We determine we are inside a cloud by getting our base density for the cloud and ensuring its greater than 0. We will not do the high requency errosion and further cloud shaping nor will we do any expensive lighting calculations unless we have determined we are inside a cloud.


Reprojection is a technique that uses pixels from the previous frame to color the pixels in the current frame. This is done by projecting the old frame onto the current frame. We calculate how much the camera has moved between 2 frames an

More technically this is implemented as follows:
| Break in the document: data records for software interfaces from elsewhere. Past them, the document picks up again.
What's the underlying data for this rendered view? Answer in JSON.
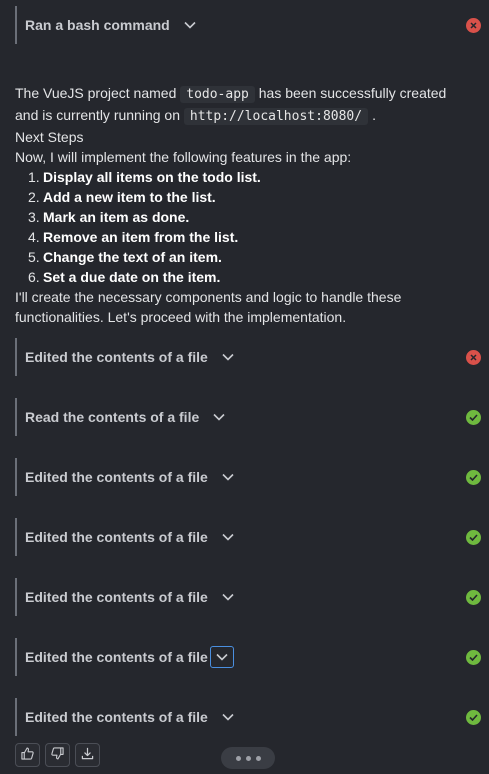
{
  "actions": [
    {
      "title": "Ran a bash command",
      "status": "error"
    },
    {
      "title": "Edited the contents of a file",
      "status": "error"
    },
    {
      "title": "Read the contents of a file",
      "status": "success"
    },
    {
      "title": "Edited the contents of a file",
      "status": "success"
    },
    {
      "title": "Edited the contents of a file",
      "status": "success"
    },
    {
      "title": "Edited the contents of a file",
      "status": "success"
    },
    {
      "title": "Edited the contents of a file",
      "status": "success"
    },
    {
      "title": "Edited the contents of a file",
      "status": "success"
    }
  ],
  "message": {
    "intro_prefix": "The VueJS project named",
    "project_name": "todo-app",
    "intro_middle_1": "has been successfully created",
    "intro_middle_2": "and is currently running on",
    "url": "http://localhost:8080/",
    "intro_suffix": ".",
    "next_steps_heading": "Next Steps",
    "features_intro": "Now, I will implement the following features in the app:",
    "steps": [
      {
        "num": "1.",
        "text": "Display all items on the todo list."
      },
      {
        "num": "2.",
        "text": "Add a new item to the list."
      },
      {
        "num": "3.",
        "text": "Mark an item as done."
      },
      {
        "num": "4.",
        "text": "Remove an item from the list."
      },
      {
        "num": "5.",
        "text": "Change the text of an item."
      },
      {
        "num": "6.",
        "text": "Set a due date on the item."
      }
    ],
    "closing_line_1": "I'll create the necessary components and logic to handle these",
    "closing_line_2": "functionalities. Let's proceed with the implementation."
  },
  "icons": {
    "chevron": "chevron-down-icon",
    "error": "error-x-icon",
    "success": "check-circle-icon",
    "thumbs_up": "thumbs-up-icon",
    "thumbs_down": "thumbs-down-icon",
    "download": "download-icon",
    "more": "more-dots-icon"
  },
  "colors": {
    "background": "#25272d",
    "error": "#d9514a",
    "success": "#6fb93f",
    "focus": "#4a8fe0"
  }
}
  1. We store our previous frame in a texture.
  2. Store the old camera information
  3. For a given pixel in the current frame, ray cast using the ray created by the current camera and the current pixels uv co-ordinates.
  4. The ray cast will intersect with the sphere representing the inner layer of the atmosphere. The point of intersection gives ud a world space position.
  5. This world space position is then converted all the way back into uv co-ordinates using the old camera's view and projection matrices.
  6. This uv co-ordinate if in the range from [0,1] can be used to sample the pixel in the old frame that will be used to fill in the pixel in the current frame.

Using this reprojection technique we can get away with actuall only ray marching for 1/16th of the pixels in the current frame. The other 15 of the 16 pixels are filled in using reprojection.

This technique has been implemented in a test branch but is slightly buggy, but preliminary tests show it giving us a 5.97 times speed boost for a version with an inexpensive lighting model. This further implies that the way more complex lighting model in the master branch will gain even better performance boosts.


  • We did not add checks (which is highly recommended when developing Vulkan code for other users) to make sure some features are supported by the GPU before using them, such as anisotropic filtering and the image formats that the GPU supports.


Texture Resources:




Upcoming Feature Set:

Other Resources

  • FBM Procedural Noise Joe Klinger
  • Preetham Sun/Sky model from Project Marshmallow


  • Tone Mapping Madness

  • Sobel's "edgy" clouds